The perfect RemedyPosted by Andrew Losowsky on Friday, March 25th, 2011
First up, is the small, yet beautifully formed Remedy Quarterly. It’s a story- and recipe-based magazine out of Brooklyn, with each issue using just one major and one minor color. It looks lovely, and it tastes delicious. We found out more about its vital ingredients from Kelly Carámbula, RQ’s editor.
Whose idea was it, and how did they come up with it?
It was a group effort. Our co-founder Jillian Bergman called me one evening after having a conversation about home remedies with her crossing guard (which turned into a story in Issue 1). She was inspired, and wanted to see if I would be interested in helping her make a book that chronicled home remedies.
I liked the idea, but felt like there were similar food stories that could be told in much the same way, and that might give us more material to work with. One thing led to another, and the book about remedies turned into a quarterly magazine about food memories and the recipes that inspire them.
How many people work on the mag?
It’s a bit of a community effort. I do all the design, most of the illustration, photography and distribution. My husband and partner in Remedy, Aaron, designed all the headline typography for the magazine and helps with the distribution.
We have some great, talented friends who help us with the editing. Luckily we also have great contributors who are starting to share more than stories, such as Michael Harlan Turkell’s photography in Issue 3 and Tuesday Bassen’s great illustrations in Issue 4.
What reactions have you been getting?
We feel really lucky that we have such great readers. It’s a great feeling to check our email and see a letter from one of our readers telling us how much they enjoy the magazine.

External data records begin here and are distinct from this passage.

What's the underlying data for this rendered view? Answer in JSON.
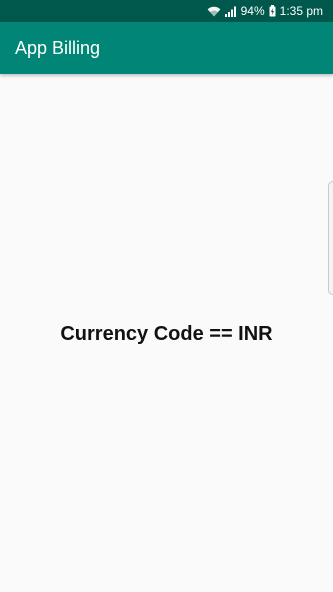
{
  "status_bar": {
    "icons": [
      "wifi-icon",
      "signal-icon",
      "battery-icon"
    ],
    "battery_percent": "94%",
    "time": "1:35 pm",
    "background_color": "#00574b"
  },
  "app_bar": {
    "title": "App Billing",
    "background_color": "#008577"
  },
  "main": {
    "message": "Currency Code == INR"
  }
}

One of the goal’s of Remedy Quarterly was to bring together a community of people who love food. Whether it’s something as simple as a cold remedy your grandma made from onion and sugar (Issue 1) to walking through a french market, tasting morsels from each vendor (Issue 2), we feel everyone has a story to share and we’re thrilled to have a printed publication where people can do that.

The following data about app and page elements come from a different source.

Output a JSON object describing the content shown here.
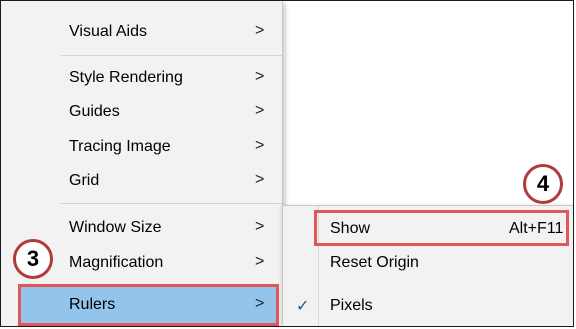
{
  "main_menu": {
    "items": [
      {
        "label": "Visual Aids",
        "arrow": ">"
      },
      {
        "label": "Style Rendering",
        "arrow": ">"
      },
      {
        "label": "Guides",
        "arrow": ">"
      },
      {
        "label": "Tracing Image",
        "arrow": ">"
      },
      {
        "label": "Grid",
        "arrow": ">"
      },
      {
        "label": "Window Size",
        "arrow": ">"
      },
      {
        "label": "Magnification",
        "arrow": ">"
      },
      {
        "label": "Rulers",
        "arrow": ">"
      }
    ]
  },
  "sub_menu": {
    "items": [
      {
        "label": "Show",
        "shortcut": "Alt+F11"
      },
      {
        "label": "Reset Origin"
      },
      {
        "label": "Pixels",
        "check": "✓"
      }
    ]
  },
  "annotations": {
    "step3": "3",
    "step4": "4",
    "highlight_color": "#e15759"
  }
}
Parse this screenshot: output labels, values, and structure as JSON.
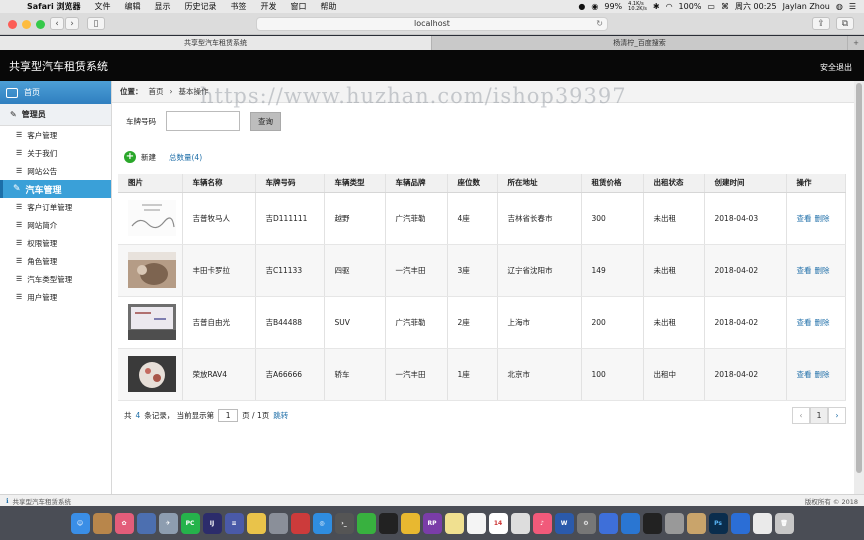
{
  "menubar": {
    "apple_glyph": "",
    "app": "Safari 浏览器",
    "items": [
      "文件",
      "编辑",
      "显示",
      "历史记录",
      "书签",
      "开发",
      "窗口",
      "帮助"
    ],
    "net_up": "4.1K/s",
    "net_down": "10.2K/s",
    "battery": "100%",
    "pct": "99%",
    "datetime": "周六 00:25",
    "user": "Jaylan Zhou"
  },
  "browser": {
    "url": "localhost",
    "tabs": [
      "共享型汽车租赁系统",
      "杨清柠_百度搜索"
    ]
  },
  "app": {
    "title": "共享型汽车租赁系统",
    "logout": "安全退出"
  },
  "sidebar": {
    "home": "首页",
    "admin": "管理员",
    "group1": [
      "客户管理",
      "关于我们",
      "网站公告"
    ],
    "section": "汽车管理",
    "group2": [
      "客户订单管理",
      "网站简介",
      "权限管理",
      "角色管理",
      "汽车类型管理",
      "用户管理"
    ]
  },
  "breadcrumb": {
    "label": "位置：",
    "home": "首页",
    "sep": "›",
    "current": "基本操作"
  },
  "watermark": "https://www.huzhan.com/ishop39397",
  "search": {
    "label": "车牌号码",
    "value": "",
    "button": "查询"
  },
  "actions": {
    "new": "新建",
    "total": "总数量(4)"
  },
  "table": {
    "headers": [
      "图片",
      "车辆名称",
      "车牌号码",
      "车辆类型",
      "车辆品牌",
      "座位数",
      "所在地址",
      "租赁价格",
      "出租状态",
      "创建时间",
      "操作"
    ],
    "rows": [
      {
        "name": "吉普牧马人",
        "plate": "吉D111111",
        "type": "越野",
        "brand": "广汽菲勒",
        "seats": "4座",
        "address": "吉林省长春市",
        "price": "300",
        "status": "未出租",
        "date": "2018-04-03"
      },
      {
        "name": "丰田卡罗拉",
        "plate": "吉C11133",
        "type": "四驱",
        "brand": "一汽丰田",
        "seats": "3座",
        "address": "辽宁省沈阳市",
        "price": "149",
        "status": "未出租",
        "date": "2018-04-02"
      },
      {
        "name": "吉普自由光",
        "plate": "吉B44488",
        "type": "SUV",
        "brand": "广汽菲勒",
        "seats": "2座",
        "address": "上海市",
        "price": "200",
        "status": "未出租",
        "date": "2018-04-02"
      },
      {
        "name": "荣放RAV4",
        "plate": "吉A66666",
        "type": "轿车",
        "brand": "一汽丰田",
        "seats": "1座",
        "address": "北京市",
        "price": "100",
        "status": "出租中",
        "date": "2018-04-02"
      }
    ],
    "op_view": "查看",
    "op_delete": "删除"
  },
  "pagination": {
    "prefix": "共",
    "count": "4",
    "mid": "条记录，  当前显示第",
    "page": "1",
    "suffix": "页 / 1页",
    "jump": "跳转",
    "prev": "‹",
    "current": "1",
    "next": "›"
  },
  "footer": {
    "info_icon": "ℹ",
    "left": "共享型汽车租赁系统",
    "right": "版权所有 © 2018"
  },
  "colors": {
    "header_bg": "#080808",
    "sidebar_active": "#3aa0d8",
    "link": "#1e6ea8",
    "plus_green": "#2aa72a"
  }
}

That being said, we’re always looking for new subscribers!
Remedy is two color, with a different prominent main color each time. Why?

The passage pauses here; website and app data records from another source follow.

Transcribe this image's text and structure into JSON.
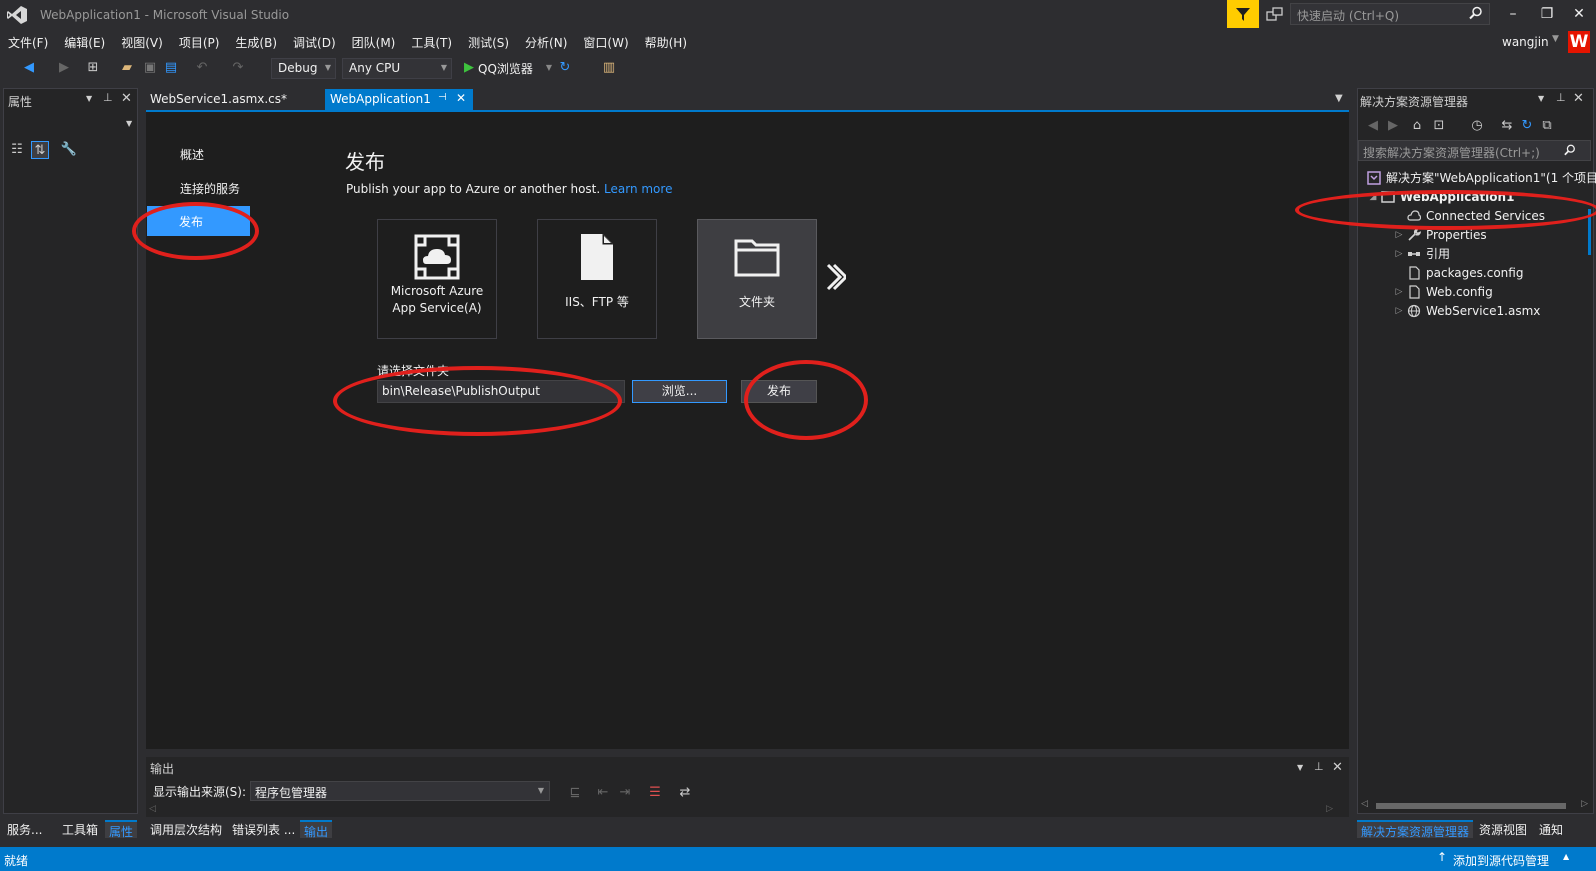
{
  "window": {
    "title": "WebApplication1 - Microsoft Visual Studio",
    "quick_launch_placeholder": "快速启动 (Ctrl+Q)",
    "user_name": "wangjin",
    "user_initial": "W"
  },
  "menu": [
    "文件(F)",
    "编辑(E)",
    "视图(V)",
    "项目(P)",
    "生成(B)",
    "调试(D)",
    "团队(M)",
    "工具(T)",
    "测试(S)",
    "分析(N)",
    "窗口(W)",
    "帮助(H)"
  ],
  "toolbar": {
    "configuration": "Debug",
    "platform": "Any CPU",
    "run_target": "QQ浏览器"
  },
  "properties_panel": {
    "title": "属性"
  },
  "tabs": [
    {
      "label": "WebService1.asmx.cs*",
      "active": false
    },
    {
      "label": "WebApplication1",
      "active": true
    }
  ],
  "publish_page": {
    "nav": [
      "概述",
      "连接的服务",
      "发布"
    ],
    "heading": "发布",
    "description": "Publish your app to Azure or another host.",
    "learn_more": "Learn more",
    "targets": [
      {
        "line1": "Microsoft Azure",
        "line2": "App Service(A)",
        "icon": "azure-cloud-icon"
      },
      {
        "line1": "IIS、FTP 等",
        "line2": "",
        "icon": "document-icon"
      },
      {
        "line1": "文件夹",
        "line2": "",
        "icon": "folder-icon",
        "selected": true
      }
    ],
    "folder_label": "请选择文件夹",
    "folder_value": "bin\\Release\\PublishOutput",
    "browse_label": "浏览...",
    "publish_label": "发布"
  },
  "output_panel": {
    "title": "输出",
    "source_label": "显示输出来源(S):",
    "source_value": "程序包管理器"
  },
  "bottom_tabs_left": [
    "服务...",
    "工具箱",
    "属性"
  ],
  "bottom_tabs_center": [
    "调用层次结构",
    "错误列表 ...",
    "输出"
  ],
  "bottom_tabs_right": [
    "解决方案资源管理器",
    "资源视图",
    "通知"
  ],
  "solution_explorer": {
    "title": "解决方案资源管理器",
    "search_placeholder": "搜索解决方案资源管理器(Ctrl+;)",
    "tree": [
      {
        "label": "解决方案\"WebApplication1\"(1 个项目",
        "level": 0,
        "arrow": "",
        "icon": "solution-icon"
      },
      {
        "label": "WebApplication1",
        "level": 0,
        "arrow": "◢",
        "icon": "project-icon"
      },
      {
        "label": "Connected Services",
        "level": 1,
        "arrow": "",
        "icon": "cloud-icon"
      },
      {
        "label": "Properties",
        "level": 1,
        "arrow": "▷",
        "icon": "wrench-icon"
      },
      {
        "label": "引用",
        "level": 1,
        "arrow": "▷",
        "icon": "references-icon"
      },
      {
        "label": "packages.config",
        "level": 1,
        "arrow": "",
        "icon": "config-file-icon"
      },
      {
        "label": "Web.config",
        "level": 1,
        "arrow": "▷",
        "icon": "config-file-icon"
      },
      {
        "label": "WebService1.asmx",
        "level": 1,
        "arrow": "▷",
        "icon": "web-service-icon"
      }
    ]
  },
  "status": {
    "left": "就绪",
    "right": "添加到源代码管理"
  },
  "colors": {
    "accent": "#007acc",
    "highlight": "#3399ff",
    "annotation": "#e0201c",
    "alert": "#ffcc00"
  }
}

Some of our biggest inspirations when we created RQ were community cookbooks, which often have a colored cover and simple, black-and-white, hand-typed recipes, and vintage Betty Crocker-type cookbooks that often have two-color illustrations that mingle with black and white recipes. That style just resonated with us and felt right for a community-driven publication.
Also, as a graphic designer in a world where it’s so easy to whip up a four-color glossy magazine in no time, it felt like a real challenge to be constrained by two colors. We like challenges!
What is it about food that makes people tell stories?
Well, it’s something that everyone has experienced. We all grew up with favorite (and not-so-favorite) foods, some passed down by generations. Tasting that food as an adult, our senses have a way of taking us back to those memories that often have great, or at least interesting, stories attached to them.
If you had an unlimited budget, how different would the magazine be?
Wow, I’ve never thought about that. To be honest, it’s really close to where we want it to be. The size, the colors, the stories and interviews, they all fit within our vision, to have a community-supported, community-driven magazine that is easy to curl up with and inspire you.
Of course we’d love to pay our contributors, not worry about how we’re going to pay for the next issue, and throw parties. That would be pretty awesome!
Where next for Remedy Quarterly?
We’re ready to take on the world! We’re excited to have our first intern this summer, Ellen, who’s going to help us get better distribution (we love independent bookstores!) and she’ll also help us keep up with our blog a bit more.
We’re also working on tweaking a few things within the magazine for Volume 2, such as introducing new typefaces and unexpected elements. We’re looking to have a little more fun.